As it turns out, a jack of all trades is in fact, the king(pin) of Albuquerque. When he wasn’t wearing the moniker Heisenberg that struck fear into the unsavory citizens of the 505 and beyond, Walt and his wife Skyler proved — as exhibited by these exchanges — they knew a thing or two about running a carwash.

Skyler: Good morning, welcome to A1.

Lydia: Just the regular, please.

Skyler: Well, we’re having a special on hand wax. $21.99 if you’re interested in getting rid of those water spots.

Lydia: [declines]

Skyler: OK, well there’s complimentary coffee inside while you’re waiting.

Not only was the customer acknowledged and greeted cordially, Skyler took the opportunity to present the current promotion they were running — even taking it as far as mentioning the specific benefit of the purchase. When the customer declined the hand wax, instead of being goaded into accepting the offer, she was offered free coffee. It may not seem like much, but in a day and age where we’ve been conditioned to pay $4 for our daily buzz, free coffee can truly be a luxury.

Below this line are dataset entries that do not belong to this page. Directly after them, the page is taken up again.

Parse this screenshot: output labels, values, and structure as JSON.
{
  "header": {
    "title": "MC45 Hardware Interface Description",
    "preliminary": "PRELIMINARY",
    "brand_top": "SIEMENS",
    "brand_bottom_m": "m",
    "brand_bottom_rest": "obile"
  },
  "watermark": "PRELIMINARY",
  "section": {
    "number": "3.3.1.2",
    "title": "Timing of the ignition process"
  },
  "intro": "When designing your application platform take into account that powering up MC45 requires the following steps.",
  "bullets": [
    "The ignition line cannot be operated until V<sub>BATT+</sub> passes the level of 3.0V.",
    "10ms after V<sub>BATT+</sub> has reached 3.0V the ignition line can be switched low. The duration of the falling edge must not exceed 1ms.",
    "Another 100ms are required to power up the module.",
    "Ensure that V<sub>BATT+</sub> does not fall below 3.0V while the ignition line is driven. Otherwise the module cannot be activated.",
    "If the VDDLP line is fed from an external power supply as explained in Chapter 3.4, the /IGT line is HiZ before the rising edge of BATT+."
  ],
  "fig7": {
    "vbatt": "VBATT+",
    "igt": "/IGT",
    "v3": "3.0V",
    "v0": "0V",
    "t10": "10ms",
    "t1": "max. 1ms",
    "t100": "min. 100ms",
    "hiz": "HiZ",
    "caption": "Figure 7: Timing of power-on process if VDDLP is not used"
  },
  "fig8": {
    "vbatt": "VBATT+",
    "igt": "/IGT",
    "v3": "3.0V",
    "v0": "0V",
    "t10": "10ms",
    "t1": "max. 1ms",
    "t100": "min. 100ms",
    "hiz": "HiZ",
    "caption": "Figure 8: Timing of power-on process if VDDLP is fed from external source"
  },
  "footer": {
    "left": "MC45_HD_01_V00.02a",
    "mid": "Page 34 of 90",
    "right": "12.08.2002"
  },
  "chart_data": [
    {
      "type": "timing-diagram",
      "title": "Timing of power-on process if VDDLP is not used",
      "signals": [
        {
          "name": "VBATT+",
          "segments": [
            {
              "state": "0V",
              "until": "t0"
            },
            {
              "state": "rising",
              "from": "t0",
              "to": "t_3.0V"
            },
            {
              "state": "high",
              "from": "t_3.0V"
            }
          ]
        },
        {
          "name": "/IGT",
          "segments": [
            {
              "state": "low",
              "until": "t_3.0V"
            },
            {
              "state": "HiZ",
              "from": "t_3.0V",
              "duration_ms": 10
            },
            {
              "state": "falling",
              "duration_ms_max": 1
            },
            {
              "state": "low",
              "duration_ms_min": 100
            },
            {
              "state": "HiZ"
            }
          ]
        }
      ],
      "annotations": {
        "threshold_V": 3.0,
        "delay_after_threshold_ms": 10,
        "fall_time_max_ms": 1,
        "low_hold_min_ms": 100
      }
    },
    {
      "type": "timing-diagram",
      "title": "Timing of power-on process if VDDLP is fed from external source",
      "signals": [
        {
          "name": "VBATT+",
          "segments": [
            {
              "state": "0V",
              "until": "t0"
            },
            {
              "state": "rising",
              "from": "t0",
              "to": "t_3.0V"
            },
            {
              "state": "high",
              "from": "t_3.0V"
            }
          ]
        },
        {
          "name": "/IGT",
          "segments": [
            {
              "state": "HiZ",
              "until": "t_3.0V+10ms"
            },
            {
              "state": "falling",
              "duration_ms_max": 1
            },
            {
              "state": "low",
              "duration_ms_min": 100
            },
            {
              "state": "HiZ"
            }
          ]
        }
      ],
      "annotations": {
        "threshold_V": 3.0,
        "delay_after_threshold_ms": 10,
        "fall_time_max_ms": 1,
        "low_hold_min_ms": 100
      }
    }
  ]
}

Walt: So, I’m thinking we reorganize the display. Separate the food scents from the nature scents. I mean, does bubble gum belong anywhere near ocean spray? No. And pine is still our biggest seller, right? So maybe we move that over to the cash register by the 5-Hour Energy drink.

A well-ordered and organized shop can have a huge impact on customer experience. Sifting through a clutter of products is one way to quickly frustrate anyone. Organize your displays and clearly label your shelves to help your customers find what they’re looking for, which brings up another point — know your customers and what they like. Maybe there is a popular product in your own shop that would do well next to the register…or the 5-Hour Energy drinks.

Walt to Lydia: Hand this to your carwash professional and have an A1 day.

Last impressions are equally as important as first impressions. If done correctly, it ties the (hopefully favorable) customer experience up in a neat bow and makes your customer feel valued. Walt’s goodbye is not only respectful, but it’s made memorable by the fact he incorporates the name of the carwash into the salutation — a pretty clever branding trick on the part of the White family.

So, what else do successful carwash owners do? According to Walt, they buy more carwashes, and although viewers never saw them purchase another location, I have to believe that had the drug lord thing not worked in Walt’s favor, he probably could have built an empire keeping New Mexico’s cars squeaky clean.